--- MATERIAL PROVIDED Enclosed Below ---

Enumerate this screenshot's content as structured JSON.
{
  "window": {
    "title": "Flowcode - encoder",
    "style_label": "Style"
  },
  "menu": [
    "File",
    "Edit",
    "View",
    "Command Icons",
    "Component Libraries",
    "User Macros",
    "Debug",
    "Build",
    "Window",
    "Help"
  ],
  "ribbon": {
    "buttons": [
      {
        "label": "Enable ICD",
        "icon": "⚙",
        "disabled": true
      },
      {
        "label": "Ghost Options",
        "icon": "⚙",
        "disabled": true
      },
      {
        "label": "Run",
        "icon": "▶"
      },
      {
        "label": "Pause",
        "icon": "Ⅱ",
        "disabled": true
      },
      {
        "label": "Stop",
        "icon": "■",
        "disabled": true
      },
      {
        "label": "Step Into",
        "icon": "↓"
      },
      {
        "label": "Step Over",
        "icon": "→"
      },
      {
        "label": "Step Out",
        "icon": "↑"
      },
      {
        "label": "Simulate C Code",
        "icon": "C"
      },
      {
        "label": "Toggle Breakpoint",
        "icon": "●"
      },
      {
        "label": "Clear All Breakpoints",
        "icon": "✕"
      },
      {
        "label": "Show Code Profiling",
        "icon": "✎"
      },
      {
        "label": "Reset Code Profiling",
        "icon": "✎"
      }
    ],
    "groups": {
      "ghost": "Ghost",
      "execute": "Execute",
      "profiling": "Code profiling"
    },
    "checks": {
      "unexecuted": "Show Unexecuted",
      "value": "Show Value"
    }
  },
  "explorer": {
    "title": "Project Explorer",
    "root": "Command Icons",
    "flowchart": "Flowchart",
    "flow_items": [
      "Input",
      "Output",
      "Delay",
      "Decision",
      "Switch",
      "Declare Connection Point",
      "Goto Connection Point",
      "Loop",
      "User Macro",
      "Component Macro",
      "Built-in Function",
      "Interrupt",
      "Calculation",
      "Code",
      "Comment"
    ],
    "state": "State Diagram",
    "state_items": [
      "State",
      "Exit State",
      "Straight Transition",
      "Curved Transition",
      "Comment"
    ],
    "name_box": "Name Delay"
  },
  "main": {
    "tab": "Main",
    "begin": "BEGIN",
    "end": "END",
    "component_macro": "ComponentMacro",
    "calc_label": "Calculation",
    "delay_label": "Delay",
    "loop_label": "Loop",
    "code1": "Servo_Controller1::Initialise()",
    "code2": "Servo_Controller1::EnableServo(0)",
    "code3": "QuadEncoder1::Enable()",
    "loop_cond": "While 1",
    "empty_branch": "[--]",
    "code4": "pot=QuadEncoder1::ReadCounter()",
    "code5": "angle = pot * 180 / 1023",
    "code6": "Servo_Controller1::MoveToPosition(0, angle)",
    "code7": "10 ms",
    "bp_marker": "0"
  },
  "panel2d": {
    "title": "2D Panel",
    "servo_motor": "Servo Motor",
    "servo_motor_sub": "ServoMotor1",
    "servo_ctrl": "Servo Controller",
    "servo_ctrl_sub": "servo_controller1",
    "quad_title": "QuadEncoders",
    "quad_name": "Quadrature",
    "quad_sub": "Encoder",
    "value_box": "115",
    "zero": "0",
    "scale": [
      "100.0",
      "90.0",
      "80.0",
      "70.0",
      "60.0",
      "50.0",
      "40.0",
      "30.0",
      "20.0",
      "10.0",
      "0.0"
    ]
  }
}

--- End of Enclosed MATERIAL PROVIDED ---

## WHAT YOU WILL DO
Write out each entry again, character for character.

## EXERCISE OUTPUT
Enumerate this screenshot's content as structured JSON.
{
  "window": {
    "title": "Flowcode - encoder",
    "style_label": "Style"
  },
  "menu": [
    "File",
    "Edit",
    "View",
    "Command Icons",
    "Component Libraries",
    "User Macros",
    "Debug",
    "Build",
    "Window",
    "Help"
  ],
  "ribbon": {
    "buttons": [
      {
        "label": "Enable ICD",
        "icon": "⚙",
        "disabled": true
      },
      {
        "label": "Ghost Options",
        "icon": "⚙",
        "disabled": true
      },
      {
        "label": "Run",
        "icon": "▶"
      },
      {
        "label": "Pause",
        "icon": "Ⅱ",
        "disabled": true
      },
      {
        "label": "Stop",
        "icon": "■",
        "disabled": true
      },
      {
        "label": "Step Into",
        "icon": "↓"
      },
      {
        "label": "Step Over",
        "icon": "→"
      },
      {
        "label": "Step Out",
        "icon": "↑"
      },
      {
        "label": "Simulate C Code",
        "icon": "C"
      },
      {
        "label": "Toggle Breakpoint",
        "icon": "●"
      },
      {
        "label": "Clear All Breakpoints",
        "icon": "✕"
      },
      {
        "label": "Show Code Profiling",
        "icon": "✎"
      },
      {
        "label": "Reset Code Profiling",
        "icon": "✎"
      }
    ],
    "groups": {
      "ghost": "Ghost",
      "execute": "Execute",
      "profiling": "Code profiling"
    },
    "checks": {
      "unexecuted": "Show Unexecuted",
      "value": "Show Value"
    }
  },
  "explorer": {
    "title": "Project Explorer",
    "root": "Command Icons",
    "flowchart": "Flowchart",
    "flow_items": [
      "Input",
      "Output",
      "Delay",
      "Decision",
      "Switch",
      "Declare Connection Point",
      "Goto Connection Point",
      "Loop",
      "User Macro",
      "Component Macro",
      "Built-in Function",
      "Interrupt",
      "Calculation",
      "Code",
      "Comment"
    ],
    "state": "State Diagram",
    "state_items": [
      "State",
      "Exit State",
      "Straight Transition",
      "Curved Transition",
      "Comment"
    ],
    "name_box": "Name Delay"
  },
  "main": {
    "tab": "Main",
    "begin": "BEGIN",
    "end": "END",
    "component_macro": "ComponentMacro",
    "calc_label": "Calculation",
    "delay_label": "Delay",
    "loop_label": "Loop",
    "code1": "Servo_Controller1::Initialise()",
    "code2": "Servo_Controller1::EnableServo(0)",
    "code3": "QuadEncoder1::Enable()",
    "loop_cond": "While 1",
    "empty_branch": "[--]",
    "code4": "pot=QuadEncoder1::ReadCounter()",
    "code5": "angle = pot * 180 / 1023",
    "code6": "Servo_Controller1::MoveToPosition(0, angle)",
    "code7": "10 ms",
    "bp_marker": "0"
  },
  "panel2d": {
    "title": "2D Panel",
    "servo_motor": "Servo Motor",
    "servo_motor_sub": "ServoMotor1",
    "servo_ctrl": "Servo Controller",
    "servo_ctrl_sub": "servo_controller1",
    "quad_title": "QuadEncoders",
    "quad_name": "Quadrature",
    "quad_sub": "Encoder",
    "value_box": "115",
    "zero": "0",
    "scale": [
      "100.0",
      "90.0",
      "80.0",
      "70.0",
      "60.0",
      "50.0",
      "40.0",
      "30.0",
      "20.0",
      "10.0",
      "0.0"
    ]
  }
}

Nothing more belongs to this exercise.